(Page and application data records)

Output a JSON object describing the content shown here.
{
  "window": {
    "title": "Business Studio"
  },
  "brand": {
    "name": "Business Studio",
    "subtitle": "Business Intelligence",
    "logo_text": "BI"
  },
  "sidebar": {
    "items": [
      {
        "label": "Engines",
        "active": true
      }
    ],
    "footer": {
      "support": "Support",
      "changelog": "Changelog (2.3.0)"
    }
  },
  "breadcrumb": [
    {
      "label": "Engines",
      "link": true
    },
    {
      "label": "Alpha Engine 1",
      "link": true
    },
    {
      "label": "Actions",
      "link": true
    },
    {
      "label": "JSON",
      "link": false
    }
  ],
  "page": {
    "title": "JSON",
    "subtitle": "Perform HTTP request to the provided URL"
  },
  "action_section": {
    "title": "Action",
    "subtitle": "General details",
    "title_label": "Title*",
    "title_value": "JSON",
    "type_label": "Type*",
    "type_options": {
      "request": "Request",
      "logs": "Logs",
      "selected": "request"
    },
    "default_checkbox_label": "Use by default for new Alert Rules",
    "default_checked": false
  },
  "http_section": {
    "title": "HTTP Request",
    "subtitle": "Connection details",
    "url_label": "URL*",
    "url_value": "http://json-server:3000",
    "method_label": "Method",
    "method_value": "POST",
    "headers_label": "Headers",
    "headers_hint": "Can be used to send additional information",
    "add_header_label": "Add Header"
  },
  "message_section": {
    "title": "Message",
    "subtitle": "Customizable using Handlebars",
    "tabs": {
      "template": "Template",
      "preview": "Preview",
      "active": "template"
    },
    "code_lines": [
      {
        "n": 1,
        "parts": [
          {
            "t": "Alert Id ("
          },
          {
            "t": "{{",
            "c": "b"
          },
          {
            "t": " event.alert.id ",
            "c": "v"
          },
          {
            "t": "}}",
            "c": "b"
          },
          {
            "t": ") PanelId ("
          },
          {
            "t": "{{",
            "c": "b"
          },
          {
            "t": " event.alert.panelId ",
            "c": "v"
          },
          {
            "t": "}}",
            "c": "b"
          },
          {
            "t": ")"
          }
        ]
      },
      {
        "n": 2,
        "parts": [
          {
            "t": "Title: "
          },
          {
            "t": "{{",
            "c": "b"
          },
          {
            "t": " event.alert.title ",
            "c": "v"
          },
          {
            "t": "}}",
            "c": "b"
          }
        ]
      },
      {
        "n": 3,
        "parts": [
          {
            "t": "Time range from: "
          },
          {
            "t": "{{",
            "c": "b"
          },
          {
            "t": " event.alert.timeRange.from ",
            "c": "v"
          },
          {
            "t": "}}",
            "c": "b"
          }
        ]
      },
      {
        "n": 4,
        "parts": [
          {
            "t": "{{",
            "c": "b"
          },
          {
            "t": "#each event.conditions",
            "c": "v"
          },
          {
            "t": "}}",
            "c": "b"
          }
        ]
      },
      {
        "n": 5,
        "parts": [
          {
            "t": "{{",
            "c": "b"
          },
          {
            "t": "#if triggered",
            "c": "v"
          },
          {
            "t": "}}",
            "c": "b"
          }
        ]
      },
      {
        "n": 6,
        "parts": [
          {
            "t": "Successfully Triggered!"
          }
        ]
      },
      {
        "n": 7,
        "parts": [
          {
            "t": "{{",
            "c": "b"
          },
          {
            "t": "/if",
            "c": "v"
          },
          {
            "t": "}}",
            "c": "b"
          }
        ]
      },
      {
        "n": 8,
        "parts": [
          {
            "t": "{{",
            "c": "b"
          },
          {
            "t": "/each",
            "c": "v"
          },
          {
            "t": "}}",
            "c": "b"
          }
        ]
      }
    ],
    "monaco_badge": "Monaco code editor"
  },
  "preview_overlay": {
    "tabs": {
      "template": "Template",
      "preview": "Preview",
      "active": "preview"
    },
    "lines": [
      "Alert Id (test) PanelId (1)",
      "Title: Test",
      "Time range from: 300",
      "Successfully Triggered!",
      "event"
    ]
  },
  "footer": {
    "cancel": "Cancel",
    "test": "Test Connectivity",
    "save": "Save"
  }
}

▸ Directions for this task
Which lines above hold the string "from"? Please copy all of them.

▸ Exercise answer
            "t": "Time range from: "
            "t": " event.alert.timeRange.from ",
      "Time range from: 300",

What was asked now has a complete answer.